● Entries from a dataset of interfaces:
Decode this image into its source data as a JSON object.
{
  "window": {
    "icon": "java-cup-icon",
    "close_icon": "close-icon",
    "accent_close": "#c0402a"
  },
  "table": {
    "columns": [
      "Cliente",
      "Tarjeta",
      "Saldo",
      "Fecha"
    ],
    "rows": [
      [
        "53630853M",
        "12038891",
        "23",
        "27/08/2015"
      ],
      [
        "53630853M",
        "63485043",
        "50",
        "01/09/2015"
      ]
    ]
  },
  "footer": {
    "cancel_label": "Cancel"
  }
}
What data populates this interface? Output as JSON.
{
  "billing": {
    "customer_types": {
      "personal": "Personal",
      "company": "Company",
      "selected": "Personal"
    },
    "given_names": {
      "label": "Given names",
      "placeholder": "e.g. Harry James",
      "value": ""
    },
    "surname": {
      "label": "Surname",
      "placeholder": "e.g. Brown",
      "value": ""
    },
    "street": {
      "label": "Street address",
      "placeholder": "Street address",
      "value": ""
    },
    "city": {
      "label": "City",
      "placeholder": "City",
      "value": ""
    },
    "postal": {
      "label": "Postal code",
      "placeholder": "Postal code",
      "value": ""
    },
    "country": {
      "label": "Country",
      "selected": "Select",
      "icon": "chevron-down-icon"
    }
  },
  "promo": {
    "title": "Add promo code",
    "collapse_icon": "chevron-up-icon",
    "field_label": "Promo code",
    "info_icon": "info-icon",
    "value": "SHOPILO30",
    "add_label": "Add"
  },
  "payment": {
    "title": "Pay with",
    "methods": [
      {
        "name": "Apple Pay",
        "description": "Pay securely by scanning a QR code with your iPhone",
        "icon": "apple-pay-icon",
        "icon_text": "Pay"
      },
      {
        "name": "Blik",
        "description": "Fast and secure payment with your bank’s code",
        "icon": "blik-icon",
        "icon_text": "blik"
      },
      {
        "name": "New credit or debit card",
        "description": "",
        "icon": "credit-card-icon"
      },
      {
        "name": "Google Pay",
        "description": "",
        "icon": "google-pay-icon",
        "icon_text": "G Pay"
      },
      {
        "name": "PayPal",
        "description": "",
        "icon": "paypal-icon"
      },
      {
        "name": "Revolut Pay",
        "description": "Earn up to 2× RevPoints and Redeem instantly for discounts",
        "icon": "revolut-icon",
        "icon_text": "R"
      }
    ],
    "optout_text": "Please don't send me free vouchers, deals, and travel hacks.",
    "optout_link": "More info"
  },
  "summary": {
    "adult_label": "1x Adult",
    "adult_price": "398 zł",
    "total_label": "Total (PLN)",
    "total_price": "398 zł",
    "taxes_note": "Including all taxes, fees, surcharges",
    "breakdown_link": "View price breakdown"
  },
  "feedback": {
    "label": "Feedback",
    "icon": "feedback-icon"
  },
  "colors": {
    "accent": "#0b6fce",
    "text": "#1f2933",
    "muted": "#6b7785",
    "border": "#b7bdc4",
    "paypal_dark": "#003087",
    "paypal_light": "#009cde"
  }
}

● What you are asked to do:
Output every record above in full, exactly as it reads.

● Written reply:
Decode this image into its source data as a JSON object.
{
  "window": {
    "icon": "java-cup-icon",
    "close_icon": "close-icon",
    "accent_close": "#c0402a"
  },
  "table": {
    "columns": [
      "Cliente",
      "Tarjeta",
      "Saldo",
      "Fecha"
    ],
    "rows": [
      [
        "53630853M",
        "12038891",
        "23",
        "27/08/2015"
      ],
      [
        "53630853M",
        "63485043",
        "50",
        "01/09/2015"
      ]
    ]
  },
  "footer": {
    "cancel_label": "Cancel"
  }
}
What data populates this interface? Output as JSON.
{
  "billing": {
    "customer_types": {
      "personal": "Personal",
      "company": "Company",
      "selected": "Personal"
    },
    "given_names": {
      "label": "Given names",
      "placeholder": "e.g. Harry James",
      "value": ""
    },
    "surname": {
      "label": "Surname",
      "placeholder": "e.g. Brown",
      "value": ""
    },
    "street": {
      "label": "Street address",
      "placeholder": "Street address",
      "value": ""
    },
    "city": {
      "label": "City",
      "placeholder": "City",
      "value": ""
    },
    "postal": {
      "label": "Postal code",
      "placeholder": "Postal code",
      "value": ""
    },
    "country": {
      "label": "Country",
      "selected": "Select",
      "icon": "chevron-down-icon"
    }
  },
  "promo": {
    "title": "Add promo code",
    "collapse_icon": "chevron-up-icon",
    "field_label": "Promo code",
    "info_icon": "info-icon",
    "value": "SHOPILO30",
    "add_label": "Add"
  },
  "payment": {
    "title": "Pay with",
    "methods": [
      {
        "name": "Apple Pay",
        "description": "Pay securely by scanning a QR code with your iPhone",
        "icon": "apple-pay-icon",
        "icon_text": "Pay"
      },
      {
        "name": "Blik",
        "description": "Fast and secure payment with your bank’s code",
        "icon": "blik-icon",
        "icon_text": "blik"
      },
      {
        "name": "New credit or debit card",
        "description": "",
        "icon": "credit-card-icon"
      },
      {
        "name": "Google Pay",
        "description": "",
        "icon": "google-pay-icon",
        "icon_text": "G Pay"
      },
      {
        "name": "PayPal",
        "description": "",
        "icon": "paypal-icon"
      },
      {
        "name": "Revolut Pay",
        "description": "Earn up to 2× RevPoints and Redeem instantly for discounts",
        "icon": "revolut-icon",
        "icon_text": "R"
      }
    ],
    "optout_text": "Please don't send me free vouchers, deals, and travel hacks.",
    "optout_link": "More info"
  },
  "summary": {
    "adult_label": "1x Adult",
    "adult_price": "398 zł",
    "total_label": "Total (PLN)",
    "total_price": "398 zł",
    "taxes_note": "Including all taxes, fees, surcharges",
    "breakdown_link": "View price breakdown"
  },
  "feedback": {
    "label": "Feedback",
    "icon": "feedback-icon"
  },
  "colors": {
    "accent": "#0b6fce",
    "text": "#1f2933",
    "muted": "#6b7785",
    "border": "#b7bdc4",
    "paypal_dark": "#003087",
    "paypal_light": "#009cde"
  }
}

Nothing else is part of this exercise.